Source records:
- - -
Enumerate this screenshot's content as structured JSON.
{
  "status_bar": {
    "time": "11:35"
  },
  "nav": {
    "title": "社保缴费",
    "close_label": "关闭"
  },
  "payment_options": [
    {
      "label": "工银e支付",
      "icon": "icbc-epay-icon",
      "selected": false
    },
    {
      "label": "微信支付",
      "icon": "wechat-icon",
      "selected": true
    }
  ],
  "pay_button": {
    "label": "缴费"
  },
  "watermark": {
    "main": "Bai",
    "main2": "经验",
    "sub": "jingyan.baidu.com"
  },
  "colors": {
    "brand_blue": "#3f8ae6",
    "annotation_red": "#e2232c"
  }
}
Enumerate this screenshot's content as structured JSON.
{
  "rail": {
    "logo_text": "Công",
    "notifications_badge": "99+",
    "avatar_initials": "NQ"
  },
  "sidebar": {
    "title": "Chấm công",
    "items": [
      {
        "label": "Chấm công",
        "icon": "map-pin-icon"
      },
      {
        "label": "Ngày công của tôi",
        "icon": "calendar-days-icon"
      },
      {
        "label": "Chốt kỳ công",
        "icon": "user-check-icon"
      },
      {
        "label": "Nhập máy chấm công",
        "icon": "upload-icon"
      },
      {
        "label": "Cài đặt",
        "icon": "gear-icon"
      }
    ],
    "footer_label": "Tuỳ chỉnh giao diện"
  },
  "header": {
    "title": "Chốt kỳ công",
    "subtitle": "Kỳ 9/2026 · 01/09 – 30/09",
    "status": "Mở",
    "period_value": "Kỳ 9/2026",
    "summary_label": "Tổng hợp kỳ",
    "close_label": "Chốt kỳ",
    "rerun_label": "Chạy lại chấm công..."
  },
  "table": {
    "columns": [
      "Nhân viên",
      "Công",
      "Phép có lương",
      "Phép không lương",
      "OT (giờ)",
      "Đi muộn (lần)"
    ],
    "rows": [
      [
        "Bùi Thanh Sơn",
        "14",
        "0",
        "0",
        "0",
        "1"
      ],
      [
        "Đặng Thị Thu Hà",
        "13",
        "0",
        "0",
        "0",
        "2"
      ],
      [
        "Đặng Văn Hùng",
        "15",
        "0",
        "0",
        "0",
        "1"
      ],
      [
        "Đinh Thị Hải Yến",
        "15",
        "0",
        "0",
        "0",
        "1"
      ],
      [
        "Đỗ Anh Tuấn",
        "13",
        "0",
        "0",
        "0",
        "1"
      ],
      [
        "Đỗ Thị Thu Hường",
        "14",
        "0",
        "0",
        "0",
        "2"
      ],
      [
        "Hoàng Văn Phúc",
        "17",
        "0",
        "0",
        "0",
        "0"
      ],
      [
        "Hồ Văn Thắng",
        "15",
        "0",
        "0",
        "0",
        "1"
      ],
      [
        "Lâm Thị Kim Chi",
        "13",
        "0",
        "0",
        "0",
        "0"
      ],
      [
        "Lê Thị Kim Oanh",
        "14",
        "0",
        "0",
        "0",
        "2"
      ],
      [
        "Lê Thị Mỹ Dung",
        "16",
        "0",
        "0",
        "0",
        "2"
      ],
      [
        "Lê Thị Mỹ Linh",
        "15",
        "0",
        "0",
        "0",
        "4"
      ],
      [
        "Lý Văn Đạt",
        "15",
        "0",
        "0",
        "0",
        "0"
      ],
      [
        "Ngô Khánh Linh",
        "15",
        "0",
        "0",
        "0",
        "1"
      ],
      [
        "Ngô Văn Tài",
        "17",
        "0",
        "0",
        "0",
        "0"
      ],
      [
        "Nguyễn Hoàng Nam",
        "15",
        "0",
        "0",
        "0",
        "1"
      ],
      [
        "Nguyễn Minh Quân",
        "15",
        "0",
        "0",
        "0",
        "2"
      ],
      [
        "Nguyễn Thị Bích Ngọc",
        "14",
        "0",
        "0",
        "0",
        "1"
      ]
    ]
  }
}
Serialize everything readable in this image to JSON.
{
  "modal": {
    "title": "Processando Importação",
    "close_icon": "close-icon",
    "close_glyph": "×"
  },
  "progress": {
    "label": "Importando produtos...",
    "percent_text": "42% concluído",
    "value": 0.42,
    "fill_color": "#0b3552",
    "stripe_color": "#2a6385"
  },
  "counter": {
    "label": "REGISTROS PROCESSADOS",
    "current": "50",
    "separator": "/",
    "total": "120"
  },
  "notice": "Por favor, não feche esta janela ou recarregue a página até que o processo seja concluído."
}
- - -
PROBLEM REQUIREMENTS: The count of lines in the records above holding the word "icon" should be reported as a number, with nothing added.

ANSWER TO THIS PROBLEM: 8